Stored data:
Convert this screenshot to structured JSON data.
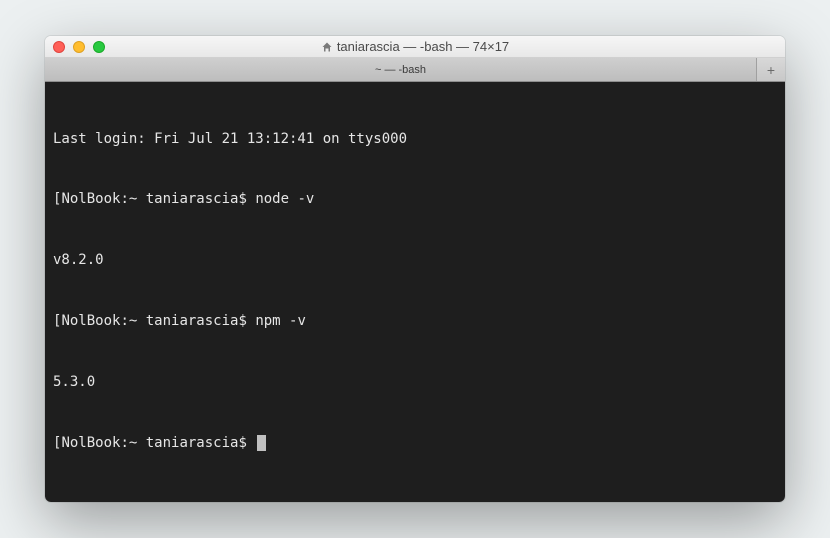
{
  "window": {
    "title": "taniarascia — -bash — 74×17"
  },
  "tabbar": {
    "tab_label": "~ — -bash",
    "newtab_label": "+"
  },
  "terminal": {
    "last_login": "Last login: Fri Jul 21 13:12:41 on ttys000",
    "lines": [
      {
        "prompt_host": "NolBook:",
        "prompt_path": "~ taniarascia",
        "prompt_symbol": "$",
        "command": "node -v"
      },
      {
        "output": "v8.2.0"
      },
      {
        "prompt_host": "NolBook:",
        "prompt_path": "~ taniarascia",
        "prompt_symbol": "$",
        "command": "npm -v"
      },
      {
        "output": "5.3.0"
      },
      {
        "prompt_host": "NolBook:",
        "prompt_path": "~ taniarascia",
        "prompt_symbol": "$",
        "command": "",
        "cursor": true
      }
    ],
    "bracket_left": "[",
    "bracket_right": "]"
  }
}
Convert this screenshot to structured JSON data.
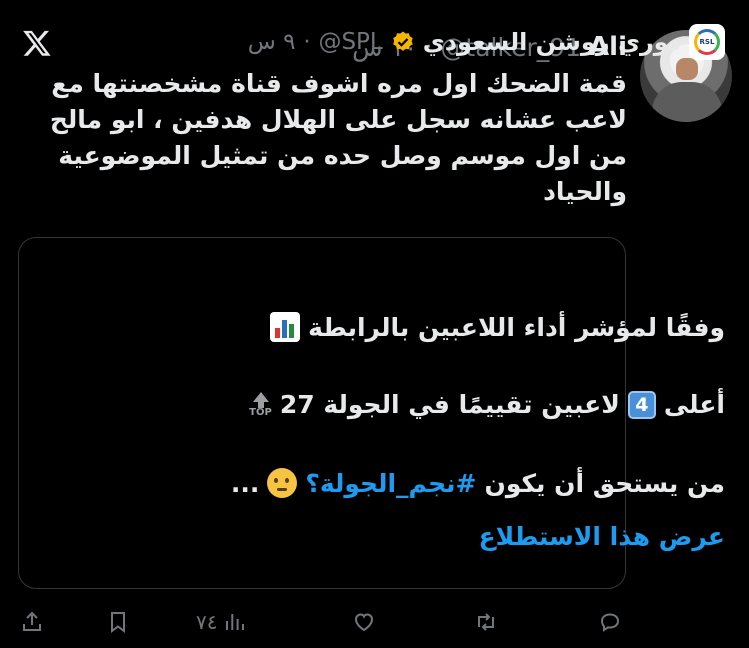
{
  "tweet": {
    "author_name": "Ali",
    "author_handle": "@talker_91",
    "separator": "·",
    "time": "١٠ س",
    "text": "قمة الضحك اول مره اشوف قناة مشخصنتها مع لاعب عشانه سجل على الهلال هدفين ، ابو مالح من اول موسم وصل حده من تمثيل الموضوعية والحياد"
  },
  "quote": {
    "name": "دوري روشن السعودي",
    "handle": "@SPL",
    "separator": "·",
    "time": "٩ س",
    "line1": "وفقًا لمؤشر أداء اللاعبين بالرابطة",
    "line2_prefix": "أعلى",
    "line2_number": "4",
    "line2_suffix": "لاعبين تقييمًا في الجولة 27",
    "line2_badge": "TOP",
    "line3_prefix": "من يستحق أن يكون",
    "line3_hashtag": "#نجم_الجولة؟",
    "line3_suffix": "...",
    "show_poll": "عرض هذا الاستطلاع",
    "logo_text": "RSL"
  },
  "actions": {
    "views_count": "٧٤"
  },
  "icons": {
    "logo": "x-logo-icon",
    "verified": "verified-badge-icon",
    "chart": "bar-chart-emoji",
    "thinking": "thinking-face-emoji",
    "share": "share-icon",
    "bookmark": "bookmark-icon",
    "views": "views-icon",
    "like": "heart-icon",
    "retweet": "retweet-icon",
    "reply": "reply-icon"
  },
  "colors": {
    "background": "#000000",
    "text": "#e7e9ea",
    "muted": "#71767b",
    "link": "#1d9bf0",
    "verified": "#f4b400"
  }
}
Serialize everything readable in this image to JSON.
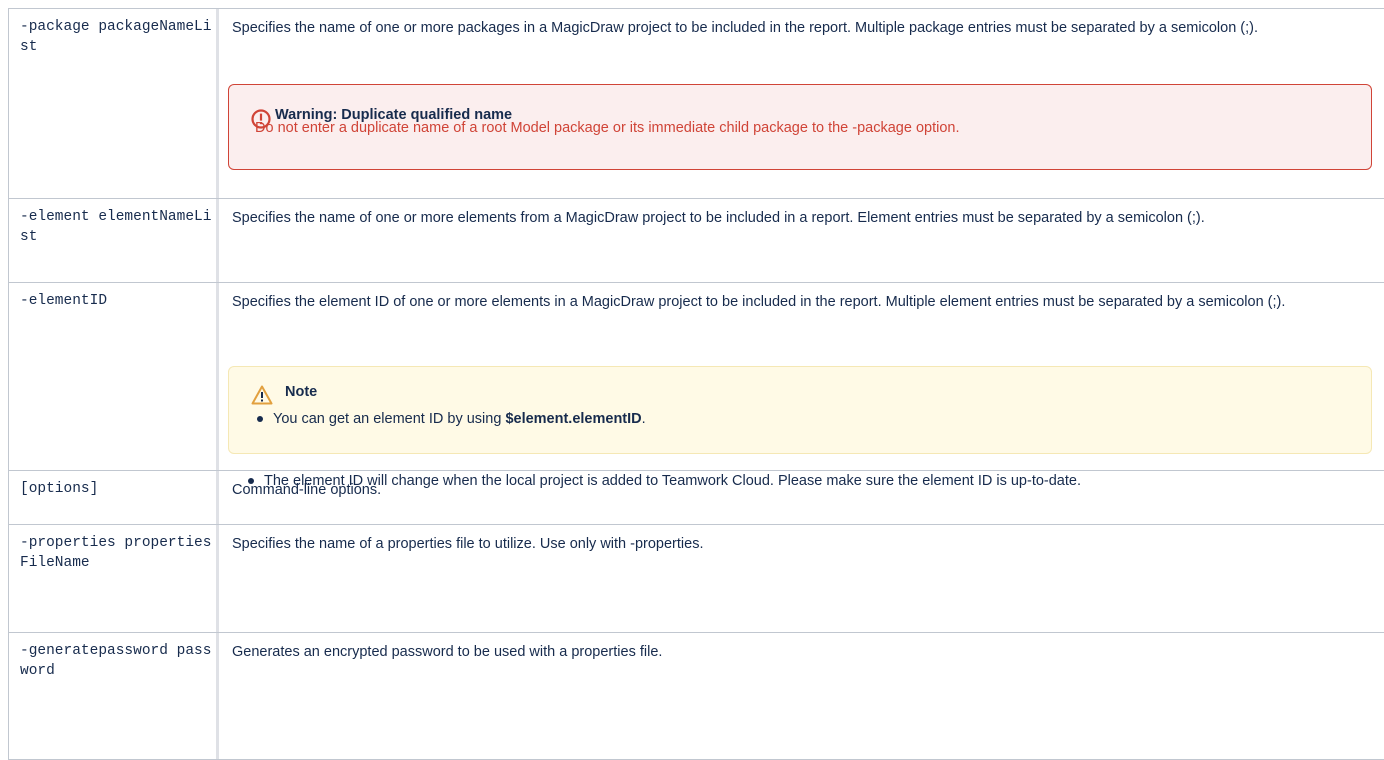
{
  "rows": [
    {
      "option": "-package packageNameList",
      "description": "Specifies the name of one or more packages in a MagicDraw project to be included in the report. Multiple package entries must be separated by a semicolon (;)."
    },
    {
      "option": "-element elementNameList",
      "description": "Specifies the name of one or more elements from a MagicDraw project to be included in a report. Element entries must be separated by a semicolon (;)."
    },
    {
      "option": "-elementID",
      "description": "Specifies the element ID of one or more elements in a MagicDraw project to be included in the report. Multiple element entries must be separated by a semicolon (;)."
    },
    {
      "option": "[options]",
      "description": "Command-line options."
    },
    {
      "option": "-properties propertiesFileName",
      "description": "Specifies the name of a properties file to utilize. Use only with -properties."
    },
    {
      "option": "-generatepassword password",
      "description": "Generates an encrypted password to be used with a properties file."
    }
  ],
  "warning": {
    "title": "Warning: Duplicate qualified name",
    "body": "Do not enter a duplicate name of a root Model package or its immediate child package to the -package option.",
    "icon": "warning-circle-icon"
  },
  "note": {
    "title": "Note",
    "icon": "warning-triangle-icon",
    "bullet1_prefix": "You can get an element ID by using ",
    "bullet1_code": "$element.elementID",
    "bullet1_suffix": ".",
    "bullet2": "The element ID will change when the local project is added to Teamwork Cloud. Please make sure the element ID is up-to-date."
  },
  "colors": {
    "border": "#c1c7d0",
    "text": "#172b4d",
    "warning_border": "#d04437",
    "warning_bg": "#fbeeee",
    "note_bg": "#fffae6",
    "note_border": "#f5e8b5"
  }
}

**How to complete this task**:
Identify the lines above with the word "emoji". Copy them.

**Exercise answer**:
    "chart": "bar-chart-emoji",
    "thinking": "thinking-face-emoji",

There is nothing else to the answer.